## What is being asked
From the entries below, return every line that includes the word "fraction".

Stored items
•••••
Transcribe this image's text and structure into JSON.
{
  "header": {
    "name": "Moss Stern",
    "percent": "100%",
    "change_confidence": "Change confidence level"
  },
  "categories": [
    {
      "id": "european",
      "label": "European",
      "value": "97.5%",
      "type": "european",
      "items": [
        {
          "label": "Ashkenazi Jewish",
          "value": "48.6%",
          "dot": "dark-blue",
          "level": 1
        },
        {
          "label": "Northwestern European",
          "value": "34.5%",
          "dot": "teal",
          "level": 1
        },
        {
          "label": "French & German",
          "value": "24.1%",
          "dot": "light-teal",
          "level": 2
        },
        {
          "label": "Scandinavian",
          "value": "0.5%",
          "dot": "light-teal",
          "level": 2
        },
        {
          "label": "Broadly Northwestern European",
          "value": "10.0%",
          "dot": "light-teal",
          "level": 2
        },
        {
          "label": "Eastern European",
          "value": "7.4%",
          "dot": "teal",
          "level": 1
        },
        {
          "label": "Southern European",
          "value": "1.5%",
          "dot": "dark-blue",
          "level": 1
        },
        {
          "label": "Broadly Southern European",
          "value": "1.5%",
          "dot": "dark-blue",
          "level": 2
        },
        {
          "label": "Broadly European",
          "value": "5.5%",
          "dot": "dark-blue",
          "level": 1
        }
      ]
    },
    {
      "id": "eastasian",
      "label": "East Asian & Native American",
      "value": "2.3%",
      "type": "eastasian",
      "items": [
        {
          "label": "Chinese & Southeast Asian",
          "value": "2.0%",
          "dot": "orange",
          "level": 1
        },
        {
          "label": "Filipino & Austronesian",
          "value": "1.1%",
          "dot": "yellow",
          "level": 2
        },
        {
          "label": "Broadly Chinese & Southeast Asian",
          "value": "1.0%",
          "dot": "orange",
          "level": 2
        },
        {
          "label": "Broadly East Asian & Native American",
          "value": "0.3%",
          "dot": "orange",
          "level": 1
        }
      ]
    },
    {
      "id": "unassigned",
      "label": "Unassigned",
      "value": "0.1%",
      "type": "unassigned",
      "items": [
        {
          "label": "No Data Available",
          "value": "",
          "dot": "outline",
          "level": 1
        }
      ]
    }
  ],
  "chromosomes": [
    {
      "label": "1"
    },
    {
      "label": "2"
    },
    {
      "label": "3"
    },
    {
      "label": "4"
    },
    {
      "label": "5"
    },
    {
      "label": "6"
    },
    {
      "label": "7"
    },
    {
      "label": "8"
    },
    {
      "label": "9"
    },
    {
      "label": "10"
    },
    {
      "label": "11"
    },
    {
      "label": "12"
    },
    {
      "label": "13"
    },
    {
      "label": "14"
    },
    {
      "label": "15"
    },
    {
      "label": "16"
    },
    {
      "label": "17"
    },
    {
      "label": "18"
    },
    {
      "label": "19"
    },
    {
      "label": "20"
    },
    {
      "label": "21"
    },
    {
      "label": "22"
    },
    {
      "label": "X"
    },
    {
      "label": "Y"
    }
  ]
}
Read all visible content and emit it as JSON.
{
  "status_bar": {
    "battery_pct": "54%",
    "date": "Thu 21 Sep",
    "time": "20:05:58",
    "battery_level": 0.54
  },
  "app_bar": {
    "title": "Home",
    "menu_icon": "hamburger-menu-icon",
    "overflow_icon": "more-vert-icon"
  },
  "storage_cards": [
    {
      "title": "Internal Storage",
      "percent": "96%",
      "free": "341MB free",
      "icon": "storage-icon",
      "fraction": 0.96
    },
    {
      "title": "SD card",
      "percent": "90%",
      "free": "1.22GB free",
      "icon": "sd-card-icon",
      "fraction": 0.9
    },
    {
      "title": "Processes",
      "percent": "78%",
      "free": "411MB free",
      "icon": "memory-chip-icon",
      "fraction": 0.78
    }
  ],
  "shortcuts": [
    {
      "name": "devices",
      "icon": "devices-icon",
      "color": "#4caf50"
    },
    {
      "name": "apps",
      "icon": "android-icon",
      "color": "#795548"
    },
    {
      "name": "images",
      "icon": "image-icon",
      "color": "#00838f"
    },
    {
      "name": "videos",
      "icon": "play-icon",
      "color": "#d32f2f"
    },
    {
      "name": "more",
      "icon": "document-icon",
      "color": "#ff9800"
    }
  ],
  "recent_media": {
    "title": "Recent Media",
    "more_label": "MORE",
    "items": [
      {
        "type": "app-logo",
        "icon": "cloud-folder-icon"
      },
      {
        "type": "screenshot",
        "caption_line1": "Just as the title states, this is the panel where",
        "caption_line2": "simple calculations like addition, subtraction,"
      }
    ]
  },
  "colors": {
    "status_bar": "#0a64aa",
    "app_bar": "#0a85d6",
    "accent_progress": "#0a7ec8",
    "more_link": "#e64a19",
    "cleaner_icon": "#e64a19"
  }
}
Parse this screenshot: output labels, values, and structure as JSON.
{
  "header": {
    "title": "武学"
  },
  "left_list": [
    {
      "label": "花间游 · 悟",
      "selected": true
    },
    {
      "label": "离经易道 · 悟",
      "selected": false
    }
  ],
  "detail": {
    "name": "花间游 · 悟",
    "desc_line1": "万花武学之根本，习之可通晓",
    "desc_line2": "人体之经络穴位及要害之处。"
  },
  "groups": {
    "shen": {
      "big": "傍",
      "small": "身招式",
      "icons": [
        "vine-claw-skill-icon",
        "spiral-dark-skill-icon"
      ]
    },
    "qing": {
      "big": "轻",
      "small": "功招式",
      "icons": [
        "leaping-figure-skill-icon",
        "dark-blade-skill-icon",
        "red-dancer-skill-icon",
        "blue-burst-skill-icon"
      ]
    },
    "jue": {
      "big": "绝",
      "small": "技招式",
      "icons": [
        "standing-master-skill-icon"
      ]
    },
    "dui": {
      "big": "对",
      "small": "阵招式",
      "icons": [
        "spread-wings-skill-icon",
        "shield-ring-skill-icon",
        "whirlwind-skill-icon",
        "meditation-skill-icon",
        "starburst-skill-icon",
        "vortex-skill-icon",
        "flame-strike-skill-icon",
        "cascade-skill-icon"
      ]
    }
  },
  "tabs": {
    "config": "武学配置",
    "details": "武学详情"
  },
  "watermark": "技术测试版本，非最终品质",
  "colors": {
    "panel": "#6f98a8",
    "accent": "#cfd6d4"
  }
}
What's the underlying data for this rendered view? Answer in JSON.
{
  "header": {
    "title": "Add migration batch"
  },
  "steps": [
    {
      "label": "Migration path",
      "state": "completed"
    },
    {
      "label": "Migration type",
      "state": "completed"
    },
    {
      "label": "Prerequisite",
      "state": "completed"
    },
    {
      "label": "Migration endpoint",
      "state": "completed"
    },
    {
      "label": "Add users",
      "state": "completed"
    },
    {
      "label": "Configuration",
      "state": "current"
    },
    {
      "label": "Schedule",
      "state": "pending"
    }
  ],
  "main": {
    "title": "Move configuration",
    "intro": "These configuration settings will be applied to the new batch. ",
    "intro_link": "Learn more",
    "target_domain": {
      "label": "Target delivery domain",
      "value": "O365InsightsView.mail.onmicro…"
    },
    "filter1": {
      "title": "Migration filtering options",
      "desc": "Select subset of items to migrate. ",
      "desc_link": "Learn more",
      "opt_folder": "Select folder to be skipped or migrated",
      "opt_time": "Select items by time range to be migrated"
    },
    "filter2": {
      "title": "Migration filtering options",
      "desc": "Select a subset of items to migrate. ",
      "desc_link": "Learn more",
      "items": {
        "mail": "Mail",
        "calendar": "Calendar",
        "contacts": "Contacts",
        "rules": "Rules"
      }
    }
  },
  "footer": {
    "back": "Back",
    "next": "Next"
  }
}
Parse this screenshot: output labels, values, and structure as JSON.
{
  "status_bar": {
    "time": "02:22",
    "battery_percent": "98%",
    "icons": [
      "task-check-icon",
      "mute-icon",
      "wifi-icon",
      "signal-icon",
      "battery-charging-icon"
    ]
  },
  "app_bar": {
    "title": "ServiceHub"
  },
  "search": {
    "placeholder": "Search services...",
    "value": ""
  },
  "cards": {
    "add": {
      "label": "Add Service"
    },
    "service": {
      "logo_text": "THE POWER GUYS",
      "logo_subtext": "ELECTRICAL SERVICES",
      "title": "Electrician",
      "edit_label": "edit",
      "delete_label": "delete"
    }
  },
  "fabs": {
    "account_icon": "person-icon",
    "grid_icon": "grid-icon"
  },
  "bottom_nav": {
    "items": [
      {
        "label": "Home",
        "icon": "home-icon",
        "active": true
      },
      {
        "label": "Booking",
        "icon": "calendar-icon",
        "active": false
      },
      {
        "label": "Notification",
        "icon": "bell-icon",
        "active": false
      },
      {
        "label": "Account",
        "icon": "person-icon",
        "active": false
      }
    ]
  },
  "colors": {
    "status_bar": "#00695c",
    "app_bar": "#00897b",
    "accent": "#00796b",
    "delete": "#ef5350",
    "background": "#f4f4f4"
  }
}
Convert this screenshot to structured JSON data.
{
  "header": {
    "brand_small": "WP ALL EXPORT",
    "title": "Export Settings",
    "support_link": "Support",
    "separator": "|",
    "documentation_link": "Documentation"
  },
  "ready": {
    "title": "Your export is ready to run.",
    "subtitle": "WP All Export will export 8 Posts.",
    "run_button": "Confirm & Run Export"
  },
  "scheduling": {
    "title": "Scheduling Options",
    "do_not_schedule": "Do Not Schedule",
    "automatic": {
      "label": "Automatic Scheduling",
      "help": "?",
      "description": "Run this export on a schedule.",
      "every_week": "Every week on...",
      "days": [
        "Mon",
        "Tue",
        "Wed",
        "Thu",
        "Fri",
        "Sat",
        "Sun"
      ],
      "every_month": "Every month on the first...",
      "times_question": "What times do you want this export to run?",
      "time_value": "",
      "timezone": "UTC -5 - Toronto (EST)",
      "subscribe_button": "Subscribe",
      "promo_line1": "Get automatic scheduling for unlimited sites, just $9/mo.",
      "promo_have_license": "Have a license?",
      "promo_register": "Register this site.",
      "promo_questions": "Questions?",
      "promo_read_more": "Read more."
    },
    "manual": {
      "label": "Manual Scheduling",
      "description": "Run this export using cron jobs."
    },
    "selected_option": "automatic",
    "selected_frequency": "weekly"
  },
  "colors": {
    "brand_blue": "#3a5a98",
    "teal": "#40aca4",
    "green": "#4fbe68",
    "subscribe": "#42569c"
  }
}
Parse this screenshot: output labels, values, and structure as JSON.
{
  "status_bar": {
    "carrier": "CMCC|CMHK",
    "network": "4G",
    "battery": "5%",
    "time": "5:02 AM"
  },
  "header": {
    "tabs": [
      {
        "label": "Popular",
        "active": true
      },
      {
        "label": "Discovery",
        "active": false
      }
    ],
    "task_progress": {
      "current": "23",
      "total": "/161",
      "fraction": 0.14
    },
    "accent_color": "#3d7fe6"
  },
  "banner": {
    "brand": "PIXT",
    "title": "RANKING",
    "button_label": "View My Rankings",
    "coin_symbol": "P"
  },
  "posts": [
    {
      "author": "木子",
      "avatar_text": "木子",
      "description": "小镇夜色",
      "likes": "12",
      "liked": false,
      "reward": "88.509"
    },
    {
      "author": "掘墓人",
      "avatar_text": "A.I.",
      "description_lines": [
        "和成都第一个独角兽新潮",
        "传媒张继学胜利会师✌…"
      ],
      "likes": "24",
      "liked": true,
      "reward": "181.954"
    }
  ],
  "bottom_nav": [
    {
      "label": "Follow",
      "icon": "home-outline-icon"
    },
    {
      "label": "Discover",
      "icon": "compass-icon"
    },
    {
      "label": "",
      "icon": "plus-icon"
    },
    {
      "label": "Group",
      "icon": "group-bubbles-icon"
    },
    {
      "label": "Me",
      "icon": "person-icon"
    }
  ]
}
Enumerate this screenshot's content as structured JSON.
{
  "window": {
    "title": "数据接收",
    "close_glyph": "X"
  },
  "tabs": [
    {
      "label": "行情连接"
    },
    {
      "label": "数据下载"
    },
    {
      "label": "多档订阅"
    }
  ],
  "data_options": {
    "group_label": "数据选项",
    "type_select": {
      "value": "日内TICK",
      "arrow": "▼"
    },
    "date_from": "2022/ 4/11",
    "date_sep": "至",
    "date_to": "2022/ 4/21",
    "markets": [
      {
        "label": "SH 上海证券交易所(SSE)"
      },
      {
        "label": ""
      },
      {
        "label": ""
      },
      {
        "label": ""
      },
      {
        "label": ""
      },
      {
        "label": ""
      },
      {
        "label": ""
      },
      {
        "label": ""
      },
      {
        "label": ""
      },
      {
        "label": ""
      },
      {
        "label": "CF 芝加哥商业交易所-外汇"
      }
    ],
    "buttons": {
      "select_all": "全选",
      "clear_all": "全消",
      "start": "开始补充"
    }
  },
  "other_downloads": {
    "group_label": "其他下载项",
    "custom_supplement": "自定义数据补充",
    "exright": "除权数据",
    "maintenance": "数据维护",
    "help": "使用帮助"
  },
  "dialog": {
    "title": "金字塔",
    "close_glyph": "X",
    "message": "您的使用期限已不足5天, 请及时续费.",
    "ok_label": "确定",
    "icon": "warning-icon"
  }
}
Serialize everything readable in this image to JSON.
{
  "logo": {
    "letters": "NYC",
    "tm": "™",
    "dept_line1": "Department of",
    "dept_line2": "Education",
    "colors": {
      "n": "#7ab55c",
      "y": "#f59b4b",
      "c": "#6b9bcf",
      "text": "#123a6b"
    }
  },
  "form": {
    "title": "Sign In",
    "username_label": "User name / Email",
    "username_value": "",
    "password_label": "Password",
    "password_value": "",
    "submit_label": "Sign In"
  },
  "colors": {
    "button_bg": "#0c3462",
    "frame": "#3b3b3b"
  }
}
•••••
## Reply to the task
      "fraction": 0.96
      "fraction": 0.9
      "fraction": 0.78
      "fraction": 0.14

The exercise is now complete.